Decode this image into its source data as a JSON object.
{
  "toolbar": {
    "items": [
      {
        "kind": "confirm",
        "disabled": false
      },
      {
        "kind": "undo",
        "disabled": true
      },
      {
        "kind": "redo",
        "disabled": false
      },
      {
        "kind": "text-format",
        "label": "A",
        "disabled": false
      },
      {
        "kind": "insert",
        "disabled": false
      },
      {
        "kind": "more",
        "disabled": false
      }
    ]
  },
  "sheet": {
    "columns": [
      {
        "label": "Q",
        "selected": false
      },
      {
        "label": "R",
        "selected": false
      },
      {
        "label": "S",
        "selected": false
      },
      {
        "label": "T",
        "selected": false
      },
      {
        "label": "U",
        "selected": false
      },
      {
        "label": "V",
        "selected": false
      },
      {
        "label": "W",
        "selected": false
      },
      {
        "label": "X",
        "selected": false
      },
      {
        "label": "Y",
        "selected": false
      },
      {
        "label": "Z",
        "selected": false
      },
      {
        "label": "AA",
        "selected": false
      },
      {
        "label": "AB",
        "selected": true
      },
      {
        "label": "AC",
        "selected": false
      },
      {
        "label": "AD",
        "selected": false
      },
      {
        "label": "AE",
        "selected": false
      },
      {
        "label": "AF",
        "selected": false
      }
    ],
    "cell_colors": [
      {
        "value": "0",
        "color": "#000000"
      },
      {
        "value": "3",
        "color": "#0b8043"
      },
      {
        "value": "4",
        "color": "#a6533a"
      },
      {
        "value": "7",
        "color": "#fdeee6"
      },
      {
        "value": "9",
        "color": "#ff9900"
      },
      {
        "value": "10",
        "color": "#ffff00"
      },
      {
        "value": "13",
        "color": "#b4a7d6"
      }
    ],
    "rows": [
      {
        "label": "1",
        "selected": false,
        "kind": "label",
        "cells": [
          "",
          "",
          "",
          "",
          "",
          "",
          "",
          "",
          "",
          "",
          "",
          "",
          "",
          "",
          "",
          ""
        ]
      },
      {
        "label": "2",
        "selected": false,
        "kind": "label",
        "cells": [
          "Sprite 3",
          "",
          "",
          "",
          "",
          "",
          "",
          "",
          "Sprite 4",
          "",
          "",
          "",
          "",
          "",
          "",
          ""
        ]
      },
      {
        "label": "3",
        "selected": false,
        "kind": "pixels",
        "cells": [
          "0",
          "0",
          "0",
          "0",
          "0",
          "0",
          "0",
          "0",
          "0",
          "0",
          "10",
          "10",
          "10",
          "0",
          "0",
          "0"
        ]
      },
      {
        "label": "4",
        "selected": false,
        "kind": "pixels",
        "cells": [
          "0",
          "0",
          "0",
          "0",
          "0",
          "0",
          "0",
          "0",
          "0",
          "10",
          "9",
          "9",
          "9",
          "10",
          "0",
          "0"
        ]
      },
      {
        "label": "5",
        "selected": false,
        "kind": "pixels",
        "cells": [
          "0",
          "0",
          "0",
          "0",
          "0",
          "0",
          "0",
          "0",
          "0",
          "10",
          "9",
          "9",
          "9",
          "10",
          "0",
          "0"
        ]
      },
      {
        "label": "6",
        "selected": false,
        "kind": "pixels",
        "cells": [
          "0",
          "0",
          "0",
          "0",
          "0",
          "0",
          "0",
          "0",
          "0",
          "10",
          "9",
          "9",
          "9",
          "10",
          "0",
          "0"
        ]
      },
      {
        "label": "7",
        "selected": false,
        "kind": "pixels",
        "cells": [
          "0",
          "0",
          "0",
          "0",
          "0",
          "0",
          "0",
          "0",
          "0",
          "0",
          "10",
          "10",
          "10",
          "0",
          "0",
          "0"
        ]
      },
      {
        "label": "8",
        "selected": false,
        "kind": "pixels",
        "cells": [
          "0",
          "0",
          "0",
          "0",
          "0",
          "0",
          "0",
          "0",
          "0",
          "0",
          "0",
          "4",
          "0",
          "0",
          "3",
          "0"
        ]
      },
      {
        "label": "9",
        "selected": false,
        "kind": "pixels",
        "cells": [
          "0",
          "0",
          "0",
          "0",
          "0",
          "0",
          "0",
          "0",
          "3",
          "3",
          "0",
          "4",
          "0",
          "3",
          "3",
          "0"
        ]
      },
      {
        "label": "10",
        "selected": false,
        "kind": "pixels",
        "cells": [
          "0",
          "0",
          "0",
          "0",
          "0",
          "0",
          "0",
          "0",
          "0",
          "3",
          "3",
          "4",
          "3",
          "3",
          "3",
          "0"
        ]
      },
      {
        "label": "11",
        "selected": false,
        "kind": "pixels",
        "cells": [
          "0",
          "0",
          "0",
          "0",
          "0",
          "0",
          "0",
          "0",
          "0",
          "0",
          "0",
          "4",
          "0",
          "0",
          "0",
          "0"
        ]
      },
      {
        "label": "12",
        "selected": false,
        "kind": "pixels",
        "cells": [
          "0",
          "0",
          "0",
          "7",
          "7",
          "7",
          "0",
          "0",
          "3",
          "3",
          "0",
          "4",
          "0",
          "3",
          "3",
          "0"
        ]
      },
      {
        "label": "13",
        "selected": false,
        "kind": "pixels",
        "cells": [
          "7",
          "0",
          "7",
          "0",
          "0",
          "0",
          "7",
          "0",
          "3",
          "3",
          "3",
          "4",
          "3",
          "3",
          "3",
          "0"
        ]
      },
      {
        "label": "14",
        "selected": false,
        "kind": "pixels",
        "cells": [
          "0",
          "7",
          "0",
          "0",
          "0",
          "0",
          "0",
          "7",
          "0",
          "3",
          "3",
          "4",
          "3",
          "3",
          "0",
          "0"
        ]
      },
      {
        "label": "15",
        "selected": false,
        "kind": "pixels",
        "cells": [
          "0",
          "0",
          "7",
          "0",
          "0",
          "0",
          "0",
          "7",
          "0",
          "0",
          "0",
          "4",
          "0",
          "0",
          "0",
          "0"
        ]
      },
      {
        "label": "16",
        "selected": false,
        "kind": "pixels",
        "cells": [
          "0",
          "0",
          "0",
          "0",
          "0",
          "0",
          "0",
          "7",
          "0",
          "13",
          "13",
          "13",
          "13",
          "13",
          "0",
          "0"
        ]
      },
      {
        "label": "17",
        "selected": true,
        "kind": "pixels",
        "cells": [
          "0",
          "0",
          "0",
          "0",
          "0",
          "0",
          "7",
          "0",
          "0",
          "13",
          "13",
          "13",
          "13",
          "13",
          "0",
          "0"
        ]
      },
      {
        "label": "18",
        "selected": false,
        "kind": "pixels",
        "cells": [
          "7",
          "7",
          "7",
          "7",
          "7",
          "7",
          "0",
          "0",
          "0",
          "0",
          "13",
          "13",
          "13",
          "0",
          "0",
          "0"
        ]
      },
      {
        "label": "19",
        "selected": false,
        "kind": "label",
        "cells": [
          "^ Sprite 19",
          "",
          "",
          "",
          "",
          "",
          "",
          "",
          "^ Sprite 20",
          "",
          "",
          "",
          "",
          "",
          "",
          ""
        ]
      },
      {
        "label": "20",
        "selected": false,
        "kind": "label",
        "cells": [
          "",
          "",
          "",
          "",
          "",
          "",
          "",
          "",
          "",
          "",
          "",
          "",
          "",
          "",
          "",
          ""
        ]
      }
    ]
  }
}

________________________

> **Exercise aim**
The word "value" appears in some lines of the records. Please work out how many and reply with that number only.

> **Answer to this task**
7